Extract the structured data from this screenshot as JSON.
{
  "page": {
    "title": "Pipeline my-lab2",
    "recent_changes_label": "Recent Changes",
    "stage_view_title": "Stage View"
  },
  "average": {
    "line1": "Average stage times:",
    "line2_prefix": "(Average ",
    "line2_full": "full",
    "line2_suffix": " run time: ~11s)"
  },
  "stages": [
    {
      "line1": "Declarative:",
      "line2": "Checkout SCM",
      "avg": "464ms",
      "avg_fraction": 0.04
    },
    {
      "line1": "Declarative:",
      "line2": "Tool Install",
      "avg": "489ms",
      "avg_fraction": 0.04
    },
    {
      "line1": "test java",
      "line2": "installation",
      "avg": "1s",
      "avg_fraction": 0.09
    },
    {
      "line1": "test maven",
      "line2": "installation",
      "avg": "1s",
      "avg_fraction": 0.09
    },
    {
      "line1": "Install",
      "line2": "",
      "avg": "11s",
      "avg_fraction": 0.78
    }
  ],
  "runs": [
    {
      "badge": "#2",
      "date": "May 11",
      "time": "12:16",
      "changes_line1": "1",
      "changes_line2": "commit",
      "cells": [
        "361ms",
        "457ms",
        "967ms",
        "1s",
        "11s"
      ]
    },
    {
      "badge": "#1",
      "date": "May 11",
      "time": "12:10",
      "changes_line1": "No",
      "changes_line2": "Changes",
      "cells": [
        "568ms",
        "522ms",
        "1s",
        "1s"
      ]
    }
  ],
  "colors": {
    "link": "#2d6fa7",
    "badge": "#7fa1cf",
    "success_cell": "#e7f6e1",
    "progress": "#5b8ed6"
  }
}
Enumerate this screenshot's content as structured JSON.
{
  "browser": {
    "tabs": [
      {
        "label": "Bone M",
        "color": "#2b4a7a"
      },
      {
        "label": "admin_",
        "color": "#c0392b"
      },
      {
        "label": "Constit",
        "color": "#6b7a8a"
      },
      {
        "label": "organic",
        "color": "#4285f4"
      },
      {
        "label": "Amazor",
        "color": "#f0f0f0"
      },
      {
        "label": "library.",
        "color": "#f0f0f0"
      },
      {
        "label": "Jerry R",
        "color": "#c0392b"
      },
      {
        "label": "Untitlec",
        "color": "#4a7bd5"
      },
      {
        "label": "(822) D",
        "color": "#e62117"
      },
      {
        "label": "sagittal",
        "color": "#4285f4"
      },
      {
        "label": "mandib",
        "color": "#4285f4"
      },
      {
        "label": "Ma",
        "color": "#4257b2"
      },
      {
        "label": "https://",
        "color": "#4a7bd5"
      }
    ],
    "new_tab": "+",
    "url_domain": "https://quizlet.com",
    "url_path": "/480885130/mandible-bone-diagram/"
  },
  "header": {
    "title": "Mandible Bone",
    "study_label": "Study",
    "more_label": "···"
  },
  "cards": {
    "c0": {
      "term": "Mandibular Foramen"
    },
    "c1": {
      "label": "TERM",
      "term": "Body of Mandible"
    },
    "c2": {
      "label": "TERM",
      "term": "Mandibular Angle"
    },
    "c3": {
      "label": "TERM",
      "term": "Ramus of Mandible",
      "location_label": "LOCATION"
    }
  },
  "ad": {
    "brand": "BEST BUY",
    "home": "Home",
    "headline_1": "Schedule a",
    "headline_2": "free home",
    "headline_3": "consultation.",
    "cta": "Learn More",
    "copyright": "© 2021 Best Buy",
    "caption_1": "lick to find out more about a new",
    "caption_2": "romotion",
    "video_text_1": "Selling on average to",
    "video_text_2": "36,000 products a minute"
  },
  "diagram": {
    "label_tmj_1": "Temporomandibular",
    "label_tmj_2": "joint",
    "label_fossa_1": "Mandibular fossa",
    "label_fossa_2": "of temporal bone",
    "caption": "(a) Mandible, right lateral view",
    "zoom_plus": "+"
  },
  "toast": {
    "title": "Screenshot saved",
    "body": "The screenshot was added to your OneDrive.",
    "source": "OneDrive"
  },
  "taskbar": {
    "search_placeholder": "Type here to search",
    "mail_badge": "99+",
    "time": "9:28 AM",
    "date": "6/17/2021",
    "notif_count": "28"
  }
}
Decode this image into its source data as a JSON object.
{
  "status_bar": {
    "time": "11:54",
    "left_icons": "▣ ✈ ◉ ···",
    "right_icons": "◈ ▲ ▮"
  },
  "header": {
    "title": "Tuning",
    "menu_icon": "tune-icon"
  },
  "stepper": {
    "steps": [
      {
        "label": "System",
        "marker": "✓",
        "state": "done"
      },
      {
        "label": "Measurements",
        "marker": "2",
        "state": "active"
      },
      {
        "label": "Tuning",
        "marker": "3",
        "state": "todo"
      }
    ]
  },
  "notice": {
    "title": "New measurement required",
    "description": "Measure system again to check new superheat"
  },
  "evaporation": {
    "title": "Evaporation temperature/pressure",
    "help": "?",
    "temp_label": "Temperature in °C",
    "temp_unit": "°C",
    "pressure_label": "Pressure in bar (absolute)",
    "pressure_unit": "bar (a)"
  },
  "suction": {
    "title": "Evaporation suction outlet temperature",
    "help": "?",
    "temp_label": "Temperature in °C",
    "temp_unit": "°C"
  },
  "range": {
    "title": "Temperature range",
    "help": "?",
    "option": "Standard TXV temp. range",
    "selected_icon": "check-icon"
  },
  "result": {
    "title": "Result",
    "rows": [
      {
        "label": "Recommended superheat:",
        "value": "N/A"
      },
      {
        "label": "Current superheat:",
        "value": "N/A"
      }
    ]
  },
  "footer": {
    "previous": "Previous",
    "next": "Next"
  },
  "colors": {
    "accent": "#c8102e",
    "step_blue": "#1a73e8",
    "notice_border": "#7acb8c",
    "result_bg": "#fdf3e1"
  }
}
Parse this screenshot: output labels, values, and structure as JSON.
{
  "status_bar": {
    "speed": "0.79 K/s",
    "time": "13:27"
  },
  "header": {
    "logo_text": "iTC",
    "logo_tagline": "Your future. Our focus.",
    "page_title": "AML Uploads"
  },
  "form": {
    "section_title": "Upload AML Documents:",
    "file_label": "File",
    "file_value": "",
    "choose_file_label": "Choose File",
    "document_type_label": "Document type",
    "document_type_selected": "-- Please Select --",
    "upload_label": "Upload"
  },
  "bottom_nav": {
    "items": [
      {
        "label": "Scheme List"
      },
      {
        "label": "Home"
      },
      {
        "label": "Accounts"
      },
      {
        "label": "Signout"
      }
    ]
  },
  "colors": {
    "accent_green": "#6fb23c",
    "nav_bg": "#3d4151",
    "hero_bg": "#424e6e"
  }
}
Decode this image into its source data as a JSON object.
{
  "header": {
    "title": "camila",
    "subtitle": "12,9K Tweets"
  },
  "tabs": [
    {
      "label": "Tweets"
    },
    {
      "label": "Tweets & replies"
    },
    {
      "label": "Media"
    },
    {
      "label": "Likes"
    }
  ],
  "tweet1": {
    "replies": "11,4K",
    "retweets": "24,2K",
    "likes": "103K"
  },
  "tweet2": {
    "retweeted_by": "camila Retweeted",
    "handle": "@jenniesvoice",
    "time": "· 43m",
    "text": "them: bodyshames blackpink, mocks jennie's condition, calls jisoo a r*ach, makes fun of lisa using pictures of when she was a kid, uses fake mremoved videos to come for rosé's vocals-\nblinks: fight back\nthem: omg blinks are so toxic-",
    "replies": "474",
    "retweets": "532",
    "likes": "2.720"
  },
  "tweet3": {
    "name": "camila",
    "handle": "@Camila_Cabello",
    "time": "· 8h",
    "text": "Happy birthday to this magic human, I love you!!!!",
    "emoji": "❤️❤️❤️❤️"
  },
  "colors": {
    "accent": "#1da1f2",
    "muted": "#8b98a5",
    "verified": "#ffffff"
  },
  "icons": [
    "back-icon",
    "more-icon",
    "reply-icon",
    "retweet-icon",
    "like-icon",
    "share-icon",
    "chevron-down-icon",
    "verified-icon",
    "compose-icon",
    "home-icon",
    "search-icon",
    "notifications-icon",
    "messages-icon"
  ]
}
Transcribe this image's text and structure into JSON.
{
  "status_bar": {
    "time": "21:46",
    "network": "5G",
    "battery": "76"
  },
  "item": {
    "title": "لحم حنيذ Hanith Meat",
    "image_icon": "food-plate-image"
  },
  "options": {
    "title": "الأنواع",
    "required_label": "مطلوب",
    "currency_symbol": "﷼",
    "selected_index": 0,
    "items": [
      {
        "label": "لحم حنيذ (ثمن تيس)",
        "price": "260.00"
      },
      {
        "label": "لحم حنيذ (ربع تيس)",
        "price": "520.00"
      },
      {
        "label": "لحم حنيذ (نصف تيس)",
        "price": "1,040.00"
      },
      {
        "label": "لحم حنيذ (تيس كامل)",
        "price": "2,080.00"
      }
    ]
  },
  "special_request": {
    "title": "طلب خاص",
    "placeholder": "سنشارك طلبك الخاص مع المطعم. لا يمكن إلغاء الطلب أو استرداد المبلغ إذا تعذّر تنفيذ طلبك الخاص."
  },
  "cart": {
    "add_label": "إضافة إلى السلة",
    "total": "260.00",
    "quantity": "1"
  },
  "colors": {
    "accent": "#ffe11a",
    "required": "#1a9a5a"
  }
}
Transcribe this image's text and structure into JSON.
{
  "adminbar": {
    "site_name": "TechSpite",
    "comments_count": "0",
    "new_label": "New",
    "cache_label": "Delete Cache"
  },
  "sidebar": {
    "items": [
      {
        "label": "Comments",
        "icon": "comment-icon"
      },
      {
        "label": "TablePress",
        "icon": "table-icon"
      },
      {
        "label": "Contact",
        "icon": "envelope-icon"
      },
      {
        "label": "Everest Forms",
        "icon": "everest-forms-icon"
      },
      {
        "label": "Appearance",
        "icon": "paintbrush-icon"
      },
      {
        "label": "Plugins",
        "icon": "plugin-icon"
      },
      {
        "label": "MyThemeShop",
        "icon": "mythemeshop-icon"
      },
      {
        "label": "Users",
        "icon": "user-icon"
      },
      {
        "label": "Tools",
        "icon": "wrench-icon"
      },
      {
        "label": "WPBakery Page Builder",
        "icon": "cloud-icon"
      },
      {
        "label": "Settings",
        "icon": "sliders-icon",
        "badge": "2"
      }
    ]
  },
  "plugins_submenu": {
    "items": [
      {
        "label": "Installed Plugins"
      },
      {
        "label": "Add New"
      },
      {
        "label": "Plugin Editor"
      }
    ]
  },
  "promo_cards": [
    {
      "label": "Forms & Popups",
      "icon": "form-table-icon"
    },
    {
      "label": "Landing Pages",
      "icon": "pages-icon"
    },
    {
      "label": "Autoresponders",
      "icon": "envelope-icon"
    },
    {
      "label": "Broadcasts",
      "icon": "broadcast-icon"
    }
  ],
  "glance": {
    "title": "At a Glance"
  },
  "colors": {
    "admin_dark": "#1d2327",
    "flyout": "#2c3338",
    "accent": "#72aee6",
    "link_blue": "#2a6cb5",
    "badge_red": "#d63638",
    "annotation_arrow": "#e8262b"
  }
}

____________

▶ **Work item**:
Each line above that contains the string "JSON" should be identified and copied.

▶ **Exercise output**:
Extract the structured data from this screenshot as JSON.
Enumerate this screenshot's content as structured JSON.
Decode this image into its source data as a JSON object.
Parse this screenshot: output labels, values, and structure as JSON.
Decode this image into its source data as a JSON object.
Transcribe this image's text and structure into JSON.
Transcribe this image's text and structure into JSON.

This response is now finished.